Here's Sharon in her Mouse days, when she was the best female dancer on the show, usually paired with the amazing Bobby Burgess.
Next to Sharon sat Karen, with her lovely daughter, who resembled her greatly. Karen's in a wheelchair, result of a long-ago car accident, but she seems limited in no way and is a lovely woman, with the same sweet charm that made little Karen stand out. She was always paired with cute Cubby, who was supposed to be there today, but I was disappointed to learn that he'd missed his plane and couldn't make it.
Then I found Doreen, and any shyness cannot exist in her bubbly star presence! Wearing late Mouseketeer Cheryl's starry specs, flirting and bantering and signing autographs, she's the life of the party, the kind of person you can't take your eyes off - yet down-to-earth, pragmatic, funny.
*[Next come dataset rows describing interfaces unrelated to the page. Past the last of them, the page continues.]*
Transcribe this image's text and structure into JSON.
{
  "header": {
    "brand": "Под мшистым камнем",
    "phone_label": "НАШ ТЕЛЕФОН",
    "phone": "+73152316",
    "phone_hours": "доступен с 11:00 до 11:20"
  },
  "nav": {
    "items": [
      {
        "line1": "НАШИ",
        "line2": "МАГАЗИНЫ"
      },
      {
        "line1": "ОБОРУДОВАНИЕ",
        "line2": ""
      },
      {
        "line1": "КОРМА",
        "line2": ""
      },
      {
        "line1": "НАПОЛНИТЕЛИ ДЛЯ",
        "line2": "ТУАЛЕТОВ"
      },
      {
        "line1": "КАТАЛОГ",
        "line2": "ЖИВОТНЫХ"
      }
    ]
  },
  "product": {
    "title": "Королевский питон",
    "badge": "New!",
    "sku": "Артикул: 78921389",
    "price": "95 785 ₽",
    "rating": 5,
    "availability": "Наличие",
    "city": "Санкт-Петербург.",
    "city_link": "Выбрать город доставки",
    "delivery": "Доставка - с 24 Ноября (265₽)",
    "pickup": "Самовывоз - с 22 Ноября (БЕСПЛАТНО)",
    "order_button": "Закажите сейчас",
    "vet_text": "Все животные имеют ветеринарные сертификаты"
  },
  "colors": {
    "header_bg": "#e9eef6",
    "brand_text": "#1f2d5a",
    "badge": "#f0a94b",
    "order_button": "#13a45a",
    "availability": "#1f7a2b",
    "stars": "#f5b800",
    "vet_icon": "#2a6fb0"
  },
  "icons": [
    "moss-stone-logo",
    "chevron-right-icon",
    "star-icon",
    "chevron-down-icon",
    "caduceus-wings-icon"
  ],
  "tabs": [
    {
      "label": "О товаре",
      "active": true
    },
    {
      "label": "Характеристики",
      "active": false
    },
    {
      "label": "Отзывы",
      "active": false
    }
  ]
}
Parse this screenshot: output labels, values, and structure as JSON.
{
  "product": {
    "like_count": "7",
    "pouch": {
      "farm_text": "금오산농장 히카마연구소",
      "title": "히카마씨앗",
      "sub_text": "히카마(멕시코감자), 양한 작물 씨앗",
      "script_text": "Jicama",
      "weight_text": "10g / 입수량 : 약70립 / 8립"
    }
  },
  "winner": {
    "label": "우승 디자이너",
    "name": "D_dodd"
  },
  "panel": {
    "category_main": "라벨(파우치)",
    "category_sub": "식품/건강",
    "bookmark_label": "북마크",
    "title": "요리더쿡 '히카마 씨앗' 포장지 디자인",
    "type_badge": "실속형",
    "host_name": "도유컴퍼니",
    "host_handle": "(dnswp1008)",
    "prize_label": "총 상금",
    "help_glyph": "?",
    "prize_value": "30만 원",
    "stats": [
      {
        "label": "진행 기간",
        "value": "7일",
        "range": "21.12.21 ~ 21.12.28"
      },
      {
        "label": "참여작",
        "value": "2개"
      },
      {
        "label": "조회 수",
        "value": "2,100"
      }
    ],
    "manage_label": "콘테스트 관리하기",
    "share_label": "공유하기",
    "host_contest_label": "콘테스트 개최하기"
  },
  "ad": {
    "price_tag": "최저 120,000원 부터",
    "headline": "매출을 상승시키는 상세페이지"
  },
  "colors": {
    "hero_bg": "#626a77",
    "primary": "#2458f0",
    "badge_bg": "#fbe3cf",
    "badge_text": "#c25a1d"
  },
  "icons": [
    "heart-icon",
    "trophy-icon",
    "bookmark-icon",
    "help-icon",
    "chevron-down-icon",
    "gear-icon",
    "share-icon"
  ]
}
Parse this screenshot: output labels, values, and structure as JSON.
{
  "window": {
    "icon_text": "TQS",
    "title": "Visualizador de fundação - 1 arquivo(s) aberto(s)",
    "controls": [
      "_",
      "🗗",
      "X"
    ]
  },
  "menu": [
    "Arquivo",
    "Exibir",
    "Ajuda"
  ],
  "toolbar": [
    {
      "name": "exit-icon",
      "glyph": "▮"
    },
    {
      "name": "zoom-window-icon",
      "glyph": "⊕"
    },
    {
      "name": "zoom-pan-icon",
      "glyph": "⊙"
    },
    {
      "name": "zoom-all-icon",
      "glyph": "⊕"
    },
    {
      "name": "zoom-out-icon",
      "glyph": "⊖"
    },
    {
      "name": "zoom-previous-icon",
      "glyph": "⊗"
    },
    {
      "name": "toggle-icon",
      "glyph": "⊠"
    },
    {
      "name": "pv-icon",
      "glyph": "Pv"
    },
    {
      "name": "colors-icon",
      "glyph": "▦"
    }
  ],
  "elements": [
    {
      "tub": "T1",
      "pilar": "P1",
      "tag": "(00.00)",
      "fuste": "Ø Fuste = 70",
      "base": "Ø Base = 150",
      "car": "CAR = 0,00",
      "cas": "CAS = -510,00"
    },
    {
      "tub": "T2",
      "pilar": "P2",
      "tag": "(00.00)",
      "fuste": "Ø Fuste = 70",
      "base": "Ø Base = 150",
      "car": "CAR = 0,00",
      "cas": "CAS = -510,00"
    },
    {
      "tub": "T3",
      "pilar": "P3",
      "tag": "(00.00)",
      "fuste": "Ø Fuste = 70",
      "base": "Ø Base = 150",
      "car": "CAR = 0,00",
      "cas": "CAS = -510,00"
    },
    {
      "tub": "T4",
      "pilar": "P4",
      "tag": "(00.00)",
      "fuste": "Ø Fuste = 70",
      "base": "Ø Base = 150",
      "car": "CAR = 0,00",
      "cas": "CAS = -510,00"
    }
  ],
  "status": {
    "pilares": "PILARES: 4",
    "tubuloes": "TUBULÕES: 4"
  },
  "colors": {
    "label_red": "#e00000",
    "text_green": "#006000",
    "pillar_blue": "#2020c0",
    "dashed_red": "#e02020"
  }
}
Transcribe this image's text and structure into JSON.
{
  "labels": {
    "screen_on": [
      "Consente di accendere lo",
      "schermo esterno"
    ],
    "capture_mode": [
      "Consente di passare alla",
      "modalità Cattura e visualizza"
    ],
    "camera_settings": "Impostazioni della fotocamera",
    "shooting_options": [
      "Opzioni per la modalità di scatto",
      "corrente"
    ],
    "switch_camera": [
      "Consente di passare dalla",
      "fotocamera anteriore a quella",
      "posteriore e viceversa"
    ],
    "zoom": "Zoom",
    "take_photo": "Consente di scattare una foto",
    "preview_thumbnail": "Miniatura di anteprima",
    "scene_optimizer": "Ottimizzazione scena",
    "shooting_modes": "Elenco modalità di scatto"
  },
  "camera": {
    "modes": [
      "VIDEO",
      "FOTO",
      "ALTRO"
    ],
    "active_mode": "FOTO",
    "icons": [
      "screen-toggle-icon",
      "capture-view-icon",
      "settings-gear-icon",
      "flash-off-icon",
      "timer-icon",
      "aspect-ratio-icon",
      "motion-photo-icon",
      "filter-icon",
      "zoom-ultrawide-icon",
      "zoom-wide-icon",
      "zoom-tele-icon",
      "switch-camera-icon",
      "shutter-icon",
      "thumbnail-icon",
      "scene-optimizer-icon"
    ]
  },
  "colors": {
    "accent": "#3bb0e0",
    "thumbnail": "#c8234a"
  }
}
She immediately made me feel like part of her gang, which, of course, was exactly what I'd longed for all those years ago.
Bobby and Doreen
I shouldn't say I "also met" Tommy Cole, because he was adorable, and talking to him felt like I'd known him all my life - which, of course, in a way I have. He shared in common with the other Mouseketeers a complete understanding and sympathy about how their contemporaries and fans felt about them, and while they clearly enjoyed the friendly adulation, they were unaffected and truly appreciative. It was clear that, although they'd never expected that their success on a kids' show half a century ago would carry on and have permutations in their lives for so long, they appreciate and cherish everything about it.
Tommy and me
A better view of Tommy
The lad as the dishy singer of the show.
These older pictures, I should say, are taken from the Original Mickey Mouse Club website ( http://www.originalmmc.com/ ), except for the magazine covers, which are my scans. The pictures today were all taken by a most kind and friendly fellow Mouse fan and writer, Julie Snyder. She urged me to go over to Spin and Marty and said she'd take my picture - something I, fearless and indomitable woman of parts though I am, actually rather trembled over! Another friend and fan, Ross Neville, was there too and it was fun to step back a bit and share our excitement.
Tim Considine and David Stollery of course are now in their sixties, like most of the rest of us, but they're looking wonderful: very recognizable as themselves, and such a joy to see. Regular friendly fellows, who took my prattling and gushing in very good, kind spirits.
Such memorable encounters might well be enough for one day, or one lifetime, but there was more - the Mouseketeers had a professional photo session, and, as Doreen's friend, I was allowed to watch. It was somehow both beautiful and touching to see them walk into the photographer's room and hit their marks, just as they must have done on the show in 1957. They needed no instruction in forming a "Mouse" group, posing, and turning on the brilliant Mouse smiles and waves. A few fans had pictures taken with them (I didn't ask what it would cost!), but the wonderful moment came when they burst into song. And they still had it.
I stood next to Karen's daughter, as they sang:
We're the Mouseketeers, we wanna say hello
And give three cheers, to all of you who see us
Every day. You're OK!
With exactly the same hand gestures, movements and steps as fifty years ago! It was stunning, amazing. They really were unusually sprightly, charismatic people - then and now. I felt chills down my back, and another fan afterwards told me, "I had goose bumps." It was a moment.
Perhaps sweetest of all, though, is this picture, where I think you can see how much they really all do still care for each other. "Through the years we'll all be friends...wherever we may be." Yes. Who knew it would turn out to be true? But they made it so.
As I drove home, I thought some thoughts about mortality. Of the nine original Mouseketeers, Cheryl is gone and Annette is an invalid. Bouncy and eternally youthful as the remaining ones are, they're getting on, as I am. I hadn't realized, perhaps, quite how far on we are in life, and there's naturally a sadness to that. But what a shining moment this brief recapture of youth was for me.